A prequel series, Young Mandie, is published by Bantam/Skylark.

Nancy Rue. Zonderkidz, paper $4.99 each (144p) ISBN 0-310-23254-6; -23255-4
Rue's appealing series has made consistent appearances on the CBA bestseller list since it began last year. It's no wonder--Lily, a brainy middle-schooler, is both lively and lifelike, much more robust than her counterparts in other religious-themed fiction. The problems she faces tend to be staples of girls' series: in Ask, for example, Lily starts an advice column in her school paper and ends up needing a dose of her own counsel. When she turns into a "rebel," Lily becomes interested in Martin Luther King Jr. and Mahatma Gandhi and goes overboard with her desire to improve students' treatment at school. But Rue develops these conflicts with imagination and sympathy for her character. Lily's parents and her stalwart friends redirect her to prayer and God. Fortunately, the parents are free-thinking enough that their responses may catch readers off-guard once in a while. A hallmark of this series is its nonfiction tie-ins; companion volumes offer straight, candid and Christian advice on topics related to the novels' themes. For these novels, there will be The Blurry Rules Book: It's a God Thing ($7.99 paper -70152-X) and The It's MY Life Book: It's a God Thing ($7.99 paper, -70153-8), both by Rue. A YWOF (Young Woman of Faith) journal and Bible are also available. (Sept.)

Tess Kindig, series created by Terry K. Brown. Tommy Nelson, $5.99 paper (134p) ISBN 0-8499-7714-2
TodaysGirls.comLike Lily, the TodaysGirls.com series debuted last year, and its popular Web site has boosted attention for the books. The six heroines (they take turns starring in the different installments) are techno-savvy and chat on-line, and each hosts a different part of their shared (fictional) Web site. The stories here run more toward moral lessons than do those of the other titles reviewed here. In this installment, Bren, the fashion-loving cheerleader, dives into newspaper horoscopes and toys that tell fortunes, to the dismay of Amber, who has a ready supply of Psalms from which to quote.
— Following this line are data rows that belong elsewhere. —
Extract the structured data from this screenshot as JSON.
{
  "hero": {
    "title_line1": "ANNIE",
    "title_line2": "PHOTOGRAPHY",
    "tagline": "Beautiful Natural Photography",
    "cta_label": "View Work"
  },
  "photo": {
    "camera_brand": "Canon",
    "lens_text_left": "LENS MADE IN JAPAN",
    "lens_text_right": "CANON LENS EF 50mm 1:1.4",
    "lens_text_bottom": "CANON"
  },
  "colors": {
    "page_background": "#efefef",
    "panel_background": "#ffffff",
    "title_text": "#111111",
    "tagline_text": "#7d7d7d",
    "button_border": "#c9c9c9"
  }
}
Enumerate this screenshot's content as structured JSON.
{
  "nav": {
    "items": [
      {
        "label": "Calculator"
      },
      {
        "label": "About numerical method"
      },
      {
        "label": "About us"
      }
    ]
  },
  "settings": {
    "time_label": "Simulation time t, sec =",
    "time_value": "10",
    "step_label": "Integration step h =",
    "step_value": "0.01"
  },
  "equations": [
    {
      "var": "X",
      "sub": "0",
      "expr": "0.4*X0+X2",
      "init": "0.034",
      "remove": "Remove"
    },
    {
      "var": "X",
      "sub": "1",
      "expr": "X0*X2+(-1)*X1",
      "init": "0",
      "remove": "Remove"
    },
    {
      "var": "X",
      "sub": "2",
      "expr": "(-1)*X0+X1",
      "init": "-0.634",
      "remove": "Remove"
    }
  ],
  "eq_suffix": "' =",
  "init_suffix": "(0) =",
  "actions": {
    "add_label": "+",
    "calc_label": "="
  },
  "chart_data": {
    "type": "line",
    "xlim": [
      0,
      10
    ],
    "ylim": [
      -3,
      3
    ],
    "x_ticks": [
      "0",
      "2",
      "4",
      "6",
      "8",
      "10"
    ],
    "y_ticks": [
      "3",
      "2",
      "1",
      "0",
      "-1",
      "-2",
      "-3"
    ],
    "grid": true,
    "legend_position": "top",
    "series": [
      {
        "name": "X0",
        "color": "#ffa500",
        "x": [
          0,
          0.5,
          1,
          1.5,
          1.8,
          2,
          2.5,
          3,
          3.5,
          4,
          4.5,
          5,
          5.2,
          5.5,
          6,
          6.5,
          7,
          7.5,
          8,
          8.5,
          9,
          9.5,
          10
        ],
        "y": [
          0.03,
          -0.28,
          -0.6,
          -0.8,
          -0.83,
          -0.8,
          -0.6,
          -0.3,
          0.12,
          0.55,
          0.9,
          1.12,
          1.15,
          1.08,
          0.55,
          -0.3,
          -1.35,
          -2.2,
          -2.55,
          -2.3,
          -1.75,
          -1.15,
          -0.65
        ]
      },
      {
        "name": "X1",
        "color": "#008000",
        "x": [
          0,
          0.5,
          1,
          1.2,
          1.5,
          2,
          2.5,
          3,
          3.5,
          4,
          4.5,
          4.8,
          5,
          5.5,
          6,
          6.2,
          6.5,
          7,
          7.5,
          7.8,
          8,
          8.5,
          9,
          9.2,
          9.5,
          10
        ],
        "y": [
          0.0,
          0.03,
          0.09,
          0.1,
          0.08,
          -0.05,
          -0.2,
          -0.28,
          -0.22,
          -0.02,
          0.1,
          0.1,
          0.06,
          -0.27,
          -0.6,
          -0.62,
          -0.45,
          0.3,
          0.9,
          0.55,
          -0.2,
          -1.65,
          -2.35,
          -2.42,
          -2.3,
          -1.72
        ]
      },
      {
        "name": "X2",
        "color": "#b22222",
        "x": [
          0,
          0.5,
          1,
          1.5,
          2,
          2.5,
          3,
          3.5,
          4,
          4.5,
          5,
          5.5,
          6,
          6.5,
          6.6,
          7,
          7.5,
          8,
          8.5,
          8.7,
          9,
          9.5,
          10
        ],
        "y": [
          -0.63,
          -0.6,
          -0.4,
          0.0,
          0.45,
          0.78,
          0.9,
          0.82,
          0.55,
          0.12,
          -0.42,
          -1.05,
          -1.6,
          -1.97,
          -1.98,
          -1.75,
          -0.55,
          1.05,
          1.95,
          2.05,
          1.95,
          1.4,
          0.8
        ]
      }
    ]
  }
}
Resolutions tend to be black-and-white: all of Bren's predictions backfire and her interest is utterly quashed, but Amber and the others are happy to embrace her once more. Ages 9-12. (Aug.)